- **Component data from apps and pages**:
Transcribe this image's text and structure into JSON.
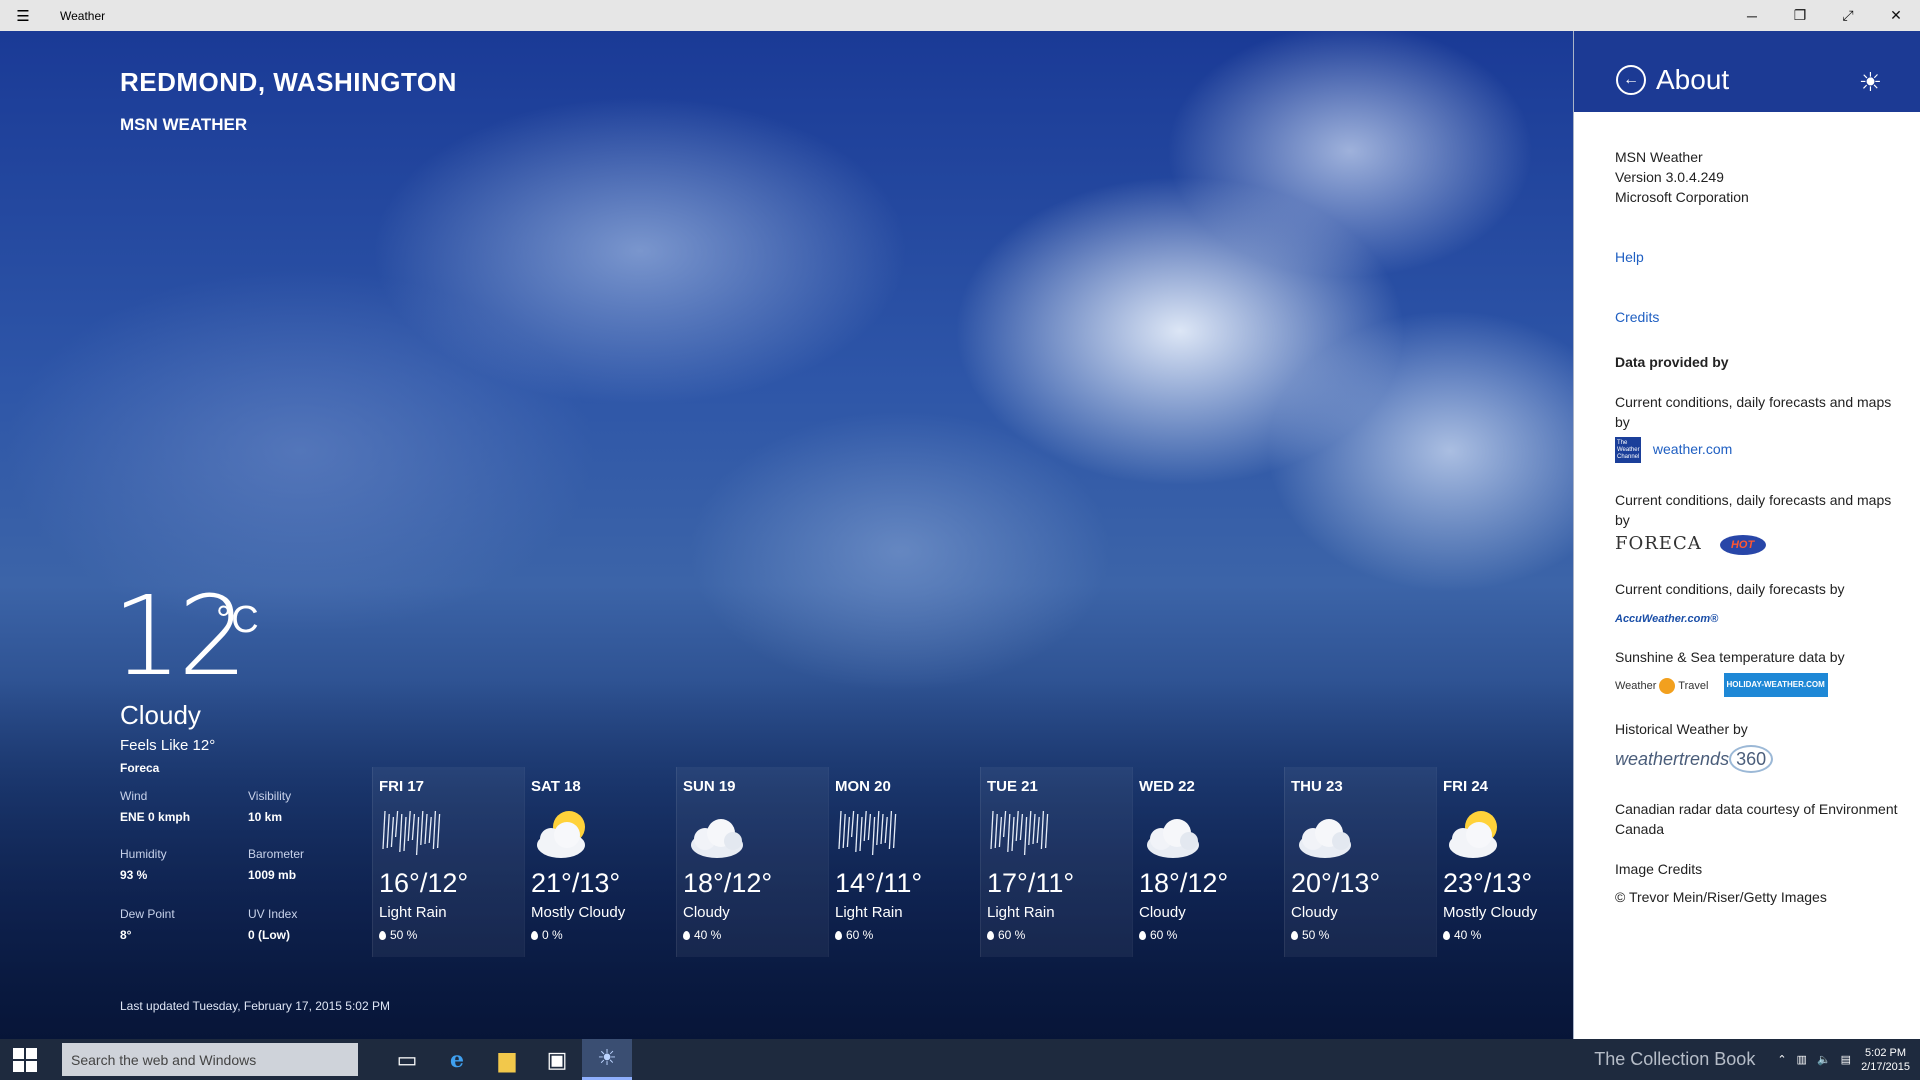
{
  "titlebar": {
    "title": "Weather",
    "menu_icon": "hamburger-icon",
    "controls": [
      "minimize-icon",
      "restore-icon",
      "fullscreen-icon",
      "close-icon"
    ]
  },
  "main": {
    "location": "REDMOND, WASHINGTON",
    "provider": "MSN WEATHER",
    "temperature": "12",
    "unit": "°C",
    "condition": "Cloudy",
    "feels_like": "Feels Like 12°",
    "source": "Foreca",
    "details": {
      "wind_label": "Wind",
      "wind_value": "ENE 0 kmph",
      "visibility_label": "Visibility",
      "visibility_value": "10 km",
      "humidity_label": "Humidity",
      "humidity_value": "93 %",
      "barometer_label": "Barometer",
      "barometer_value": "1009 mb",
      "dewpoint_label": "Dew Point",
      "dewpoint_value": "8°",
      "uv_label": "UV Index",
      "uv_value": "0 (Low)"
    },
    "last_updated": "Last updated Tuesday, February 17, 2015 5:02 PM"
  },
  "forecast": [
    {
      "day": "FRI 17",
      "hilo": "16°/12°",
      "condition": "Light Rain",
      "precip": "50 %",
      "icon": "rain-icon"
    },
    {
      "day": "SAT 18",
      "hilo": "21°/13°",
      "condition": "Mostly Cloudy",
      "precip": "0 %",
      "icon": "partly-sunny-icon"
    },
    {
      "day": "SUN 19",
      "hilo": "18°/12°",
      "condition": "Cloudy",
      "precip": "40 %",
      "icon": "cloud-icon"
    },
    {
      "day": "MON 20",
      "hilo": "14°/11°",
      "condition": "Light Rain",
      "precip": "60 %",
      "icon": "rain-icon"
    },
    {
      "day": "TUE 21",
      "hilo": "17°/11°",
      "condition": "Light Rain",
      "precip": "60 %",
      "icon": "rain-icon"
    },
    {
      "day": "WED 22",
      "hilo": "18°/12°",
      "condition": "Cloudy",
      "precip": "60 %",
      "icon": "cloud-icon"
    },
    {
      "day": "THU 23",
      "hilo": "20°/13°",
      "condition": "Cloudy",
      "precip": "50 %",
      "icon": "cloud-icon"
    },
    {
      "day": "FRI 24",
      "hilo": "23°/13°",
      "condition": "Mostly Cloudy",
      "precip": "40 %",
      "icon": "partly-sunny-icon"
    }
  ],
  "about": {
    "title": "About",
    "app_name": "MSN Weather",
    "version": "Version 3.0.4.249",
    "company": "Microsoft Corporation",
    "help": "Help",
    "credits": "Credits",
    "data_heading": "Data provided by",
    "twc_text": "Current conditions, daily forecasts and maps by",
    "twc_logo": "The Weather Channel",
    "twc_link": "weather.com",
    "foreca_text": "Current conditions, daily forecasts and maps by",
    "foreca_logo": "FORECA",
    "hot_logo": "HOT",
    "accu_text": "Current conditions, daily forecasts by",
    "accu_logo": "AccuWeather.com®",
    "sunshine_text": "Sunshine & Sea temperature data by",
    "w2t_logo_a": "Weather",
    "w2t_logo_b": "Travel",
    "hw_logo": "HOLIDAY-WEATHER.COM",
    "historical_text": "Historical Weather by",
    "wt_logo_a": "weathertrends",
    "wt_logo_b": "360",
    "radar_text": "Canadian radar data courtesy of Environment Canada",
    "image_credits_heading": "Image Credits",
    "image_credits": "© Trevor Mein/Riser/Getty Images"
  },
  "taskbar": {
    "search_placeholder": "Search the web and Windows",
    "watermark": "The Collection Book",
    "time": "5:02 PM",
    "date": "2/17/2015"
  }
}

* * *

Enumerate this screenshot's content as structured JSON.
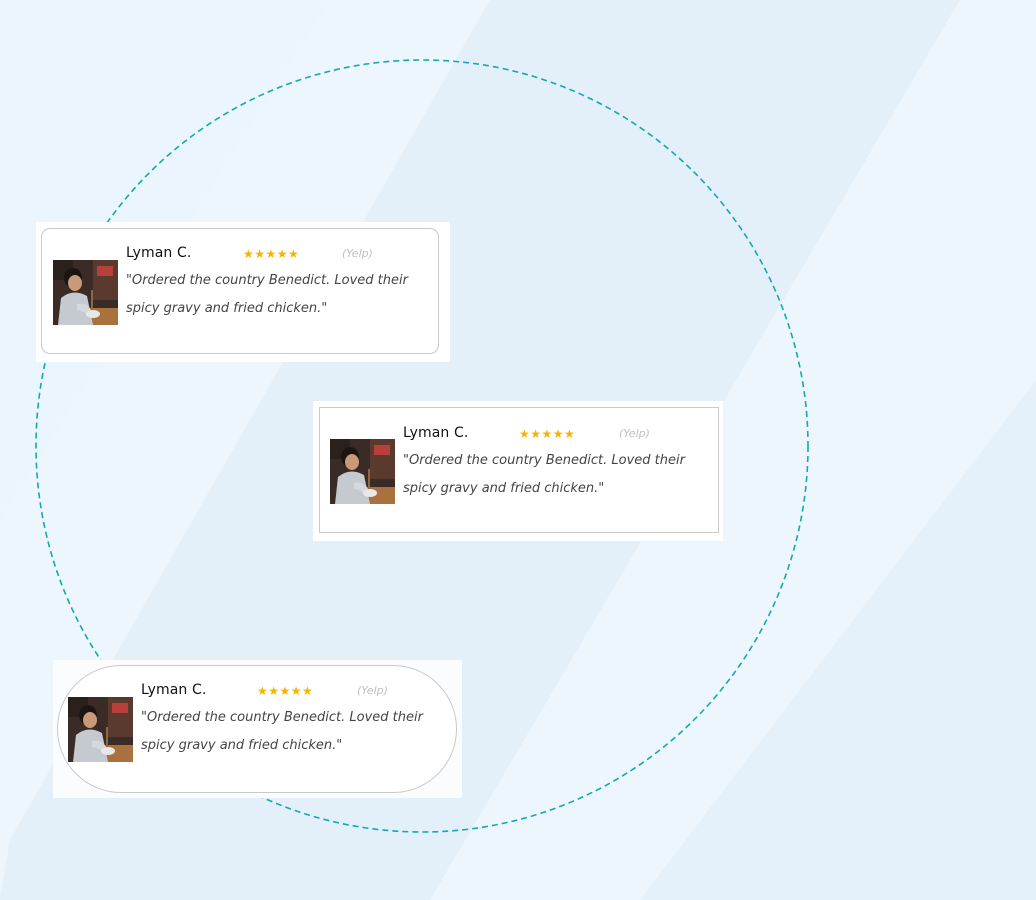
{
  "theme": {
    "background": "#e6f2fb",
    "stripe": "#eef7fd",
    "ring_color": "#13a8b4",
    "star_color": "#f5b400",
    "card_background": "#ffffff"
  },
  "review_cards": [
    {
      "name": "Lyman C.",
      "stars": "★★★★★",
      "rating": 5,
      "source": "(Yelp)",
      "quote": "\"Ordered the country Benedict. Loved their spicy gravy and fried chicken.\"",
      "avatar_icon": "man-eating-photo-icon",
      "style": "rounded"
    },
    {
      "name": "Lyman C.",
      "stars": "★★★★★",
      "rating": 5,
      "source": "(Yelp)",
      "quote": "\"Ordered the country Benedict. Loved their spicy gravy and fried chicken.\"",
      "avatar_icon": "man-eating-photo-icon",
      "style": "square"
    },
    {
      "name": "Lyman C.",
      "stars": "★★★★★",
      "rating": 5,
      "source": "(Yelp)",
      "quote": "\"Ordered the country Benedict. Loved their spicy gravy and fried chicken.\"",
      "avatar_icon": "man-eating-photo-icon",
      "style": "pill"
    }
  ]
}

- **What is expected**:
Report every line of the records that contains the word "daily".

- **Output for this exercise**:
    "twc_text": "Current conditions, daily forecasts and maps by",
    "foreca_text": "Current conditions, daily forecasts and maps by",
    "accu_text": "Current conditions, daily forecasts by",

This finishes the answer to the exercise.